When was the last time you felt completely mesmerized? Once you are no longer a kid that feeling does not happen very often, but we are going to tell you here about something that will make you marvel and feel that elusive child-like excitement once again.
Take yourself to the California Science Center, just 20 minutes south and west from Pasadena, between now and December 24 to watch the 40-minute IMAX movie called “Flight of the Butterflies 3-D.” This film, which portrays real life events, will amaze you at first sight. Last night, on its first showing, the audience gasped in amazement the minute the movie began.
“Flight of the Butterflies” won every possible award in its category because it not only has an incredible, exciting, heart-warming story but it is delivered with gorgeous cinematography.
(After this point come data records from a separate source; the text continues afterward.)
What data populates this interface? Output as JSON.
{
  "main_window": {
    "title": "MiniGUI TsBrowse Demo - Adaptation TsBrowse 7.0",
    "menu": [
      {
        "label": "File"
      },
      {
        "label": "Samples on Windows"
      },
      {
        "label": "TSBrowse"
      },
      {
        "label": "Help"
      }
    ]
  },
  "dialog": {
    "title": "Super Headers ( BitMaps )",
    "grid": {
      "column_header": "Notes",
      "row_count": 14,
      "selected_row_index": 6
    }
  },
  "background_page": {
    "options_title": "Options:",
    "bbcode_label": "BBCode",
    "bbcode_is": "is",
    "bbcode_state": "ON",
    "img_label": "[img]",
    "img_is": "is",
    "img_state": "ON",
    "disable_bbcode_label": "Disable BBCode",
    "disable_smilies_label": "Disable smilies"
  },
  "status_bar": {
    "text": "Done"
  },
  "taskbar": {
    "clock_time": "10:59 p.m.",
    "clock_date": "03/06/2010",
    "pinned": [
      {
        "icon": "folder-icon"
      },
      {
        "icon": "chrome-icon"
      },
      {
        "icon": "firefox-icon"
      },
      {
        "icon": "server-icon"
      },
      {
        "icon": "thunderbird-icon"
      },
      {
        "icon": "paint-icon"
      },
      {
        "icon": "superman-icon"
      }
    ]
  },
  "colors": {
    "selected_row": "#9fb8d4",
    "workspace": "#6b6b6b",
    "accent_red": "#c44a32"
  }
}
Watching it you will find yourself surrounded by monarch butterflies in a virgin green world of trees, and then you may catch yourself smiling, with your mouth open in awe, perhaps even making a face most often seen on a thrilled five-year-old.
And you will never ever forget about milkweed, the plant, which you most likely know nothing about right now, correct? But that will change.
Mexico’s Ministry of Tourism put together an opening night event, complete with a mariachi that welcomed the audience, and margaritas, ceviche, tacos, and the like, served right under our beloved spaceship, the Endeavor. Why Mexico? Because it is one of the three countries that the monarch butterflies migrate to and from, along with the United States and Canada, and because it has the location where a very important scientific hypothesis was confirmed. But we won’t tell you much more. Go see the film!When you go, check out the Endeavor and the other exhibits as well. It’s not even an expensive deal. The movie ranges from $5 to $8.25 and the exhibits are free. It’ll take a bit of driving, but this movie is worth the trip. It’s only 40-minutes long, but 40-minutes of fabulous!
Check www.californiasciencecenter.org for all details.
PHOTOS: Dena Burroughs
Enjoyed this article?
Go back to: Features